Farmers markets provide healthy food options and have a minimal environmental footprint, but are scare in low-income areas. Working with farmers and local groups to create healthy food markets is critical. Project for Public Spaces and the Community Food Security Coalition and Farmers Market Coalition both provide excellent guides on how to make the Supplemental Nutrition Assistance Program (SNAP) and Electronic Benefits Transfer (EBT) cards usable at local farmers markets. Progressive governments should also work to protect existing farmers markets from future development. Madison, WI passed a downtown land use ordinance that promotes smart development and tourism while protecting the city’s famous farmers market.
Local purchasing ordinances can cover nearby farms – Cleveland, OH, and Dane County, WI enacted law that promotes local farming and healthier food. Going a step further, Woodbury County, WI, requires government agencies to buy from local organic food suppliers. Importantly, the ordinance also applies to large regional detention facilities, which frequently work with corporate suppliers that simultaneously under-nourish people in government care (or worse) while undermining local food providers.
Taking it to the Next Level
Moving into the future, local governments should consider adapting their food policies to address the impact of climate change. For example, local food policies can promote the use of urban agriculture and community gardens. From NPLAN and ChangeLabs we offer a guide on changing local land use law for this purpose. We also offer concrete example of laws for promoting urban agriculture from Kansas City, San Francisco, Seattle, and Chicago. A Dallas zoning ordinance promotes vegetative roofs.

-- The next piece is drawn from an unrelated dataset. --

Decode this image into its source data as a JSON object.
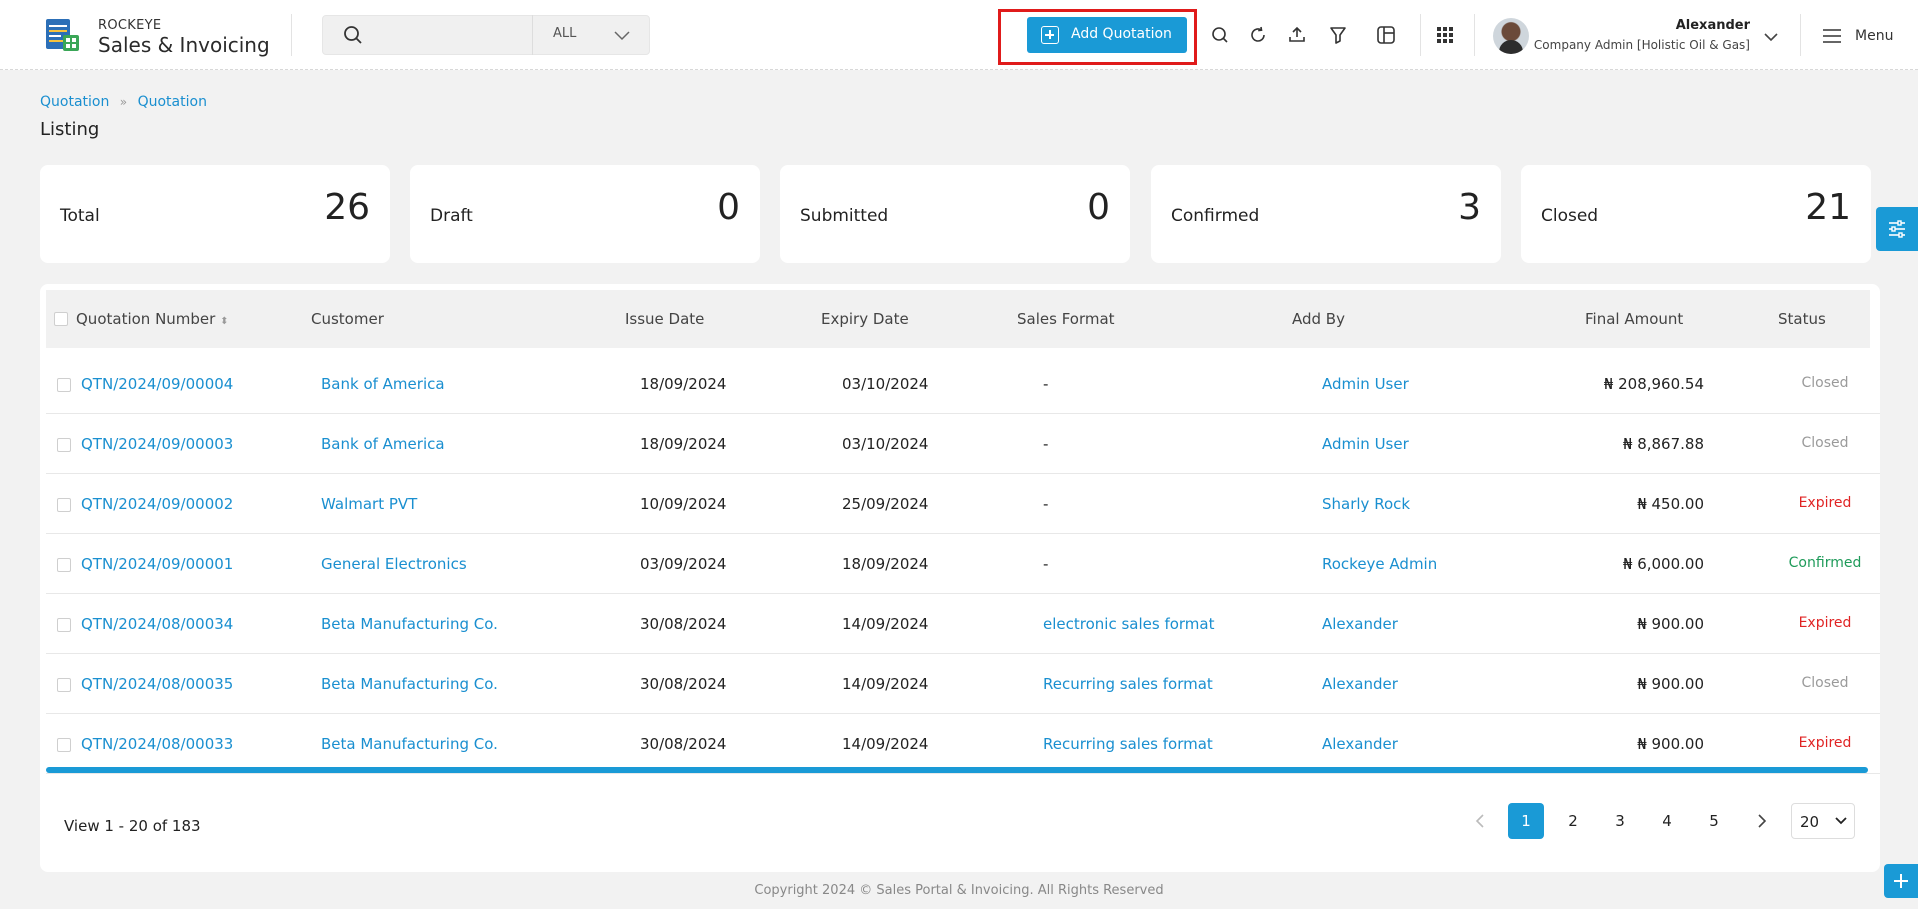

Local government can also use their food policies to address historical inequalities, ensuring that all residents have access to healthy foods and can benefit economically from investments in the food system. To tackle this issue, ProGov21 offers a guide from the National League of Cities on addressing health and food inequalities in cities, and a guide from the Project for Public Spaces on how to ensure diverse farmers markets that include minority farmers and provide opportunities for diverse communities engaging in urban food production.
Local food policies should also consider workers rights, especially in the food service industry, in which most employees are from historically-marginalized population. ProGov21 offers a report from the Restaurant Opportunity Center that addresses racial and gender discrimination in the restaurant industry. Los Angeles created an innovative grocery worker retention ordinance that ensures low-wage workers are not harmed by the frequent ownership changes in food retail industry.
Helpers & Allies
- National Policy and Legal Analysis Network to Prevent Childhood Obesity
- Project for Public Spaces
- Restaurant Opportunity Center
- Farmers Market Coalition
- Mayors Innovation Project
- National League of Cities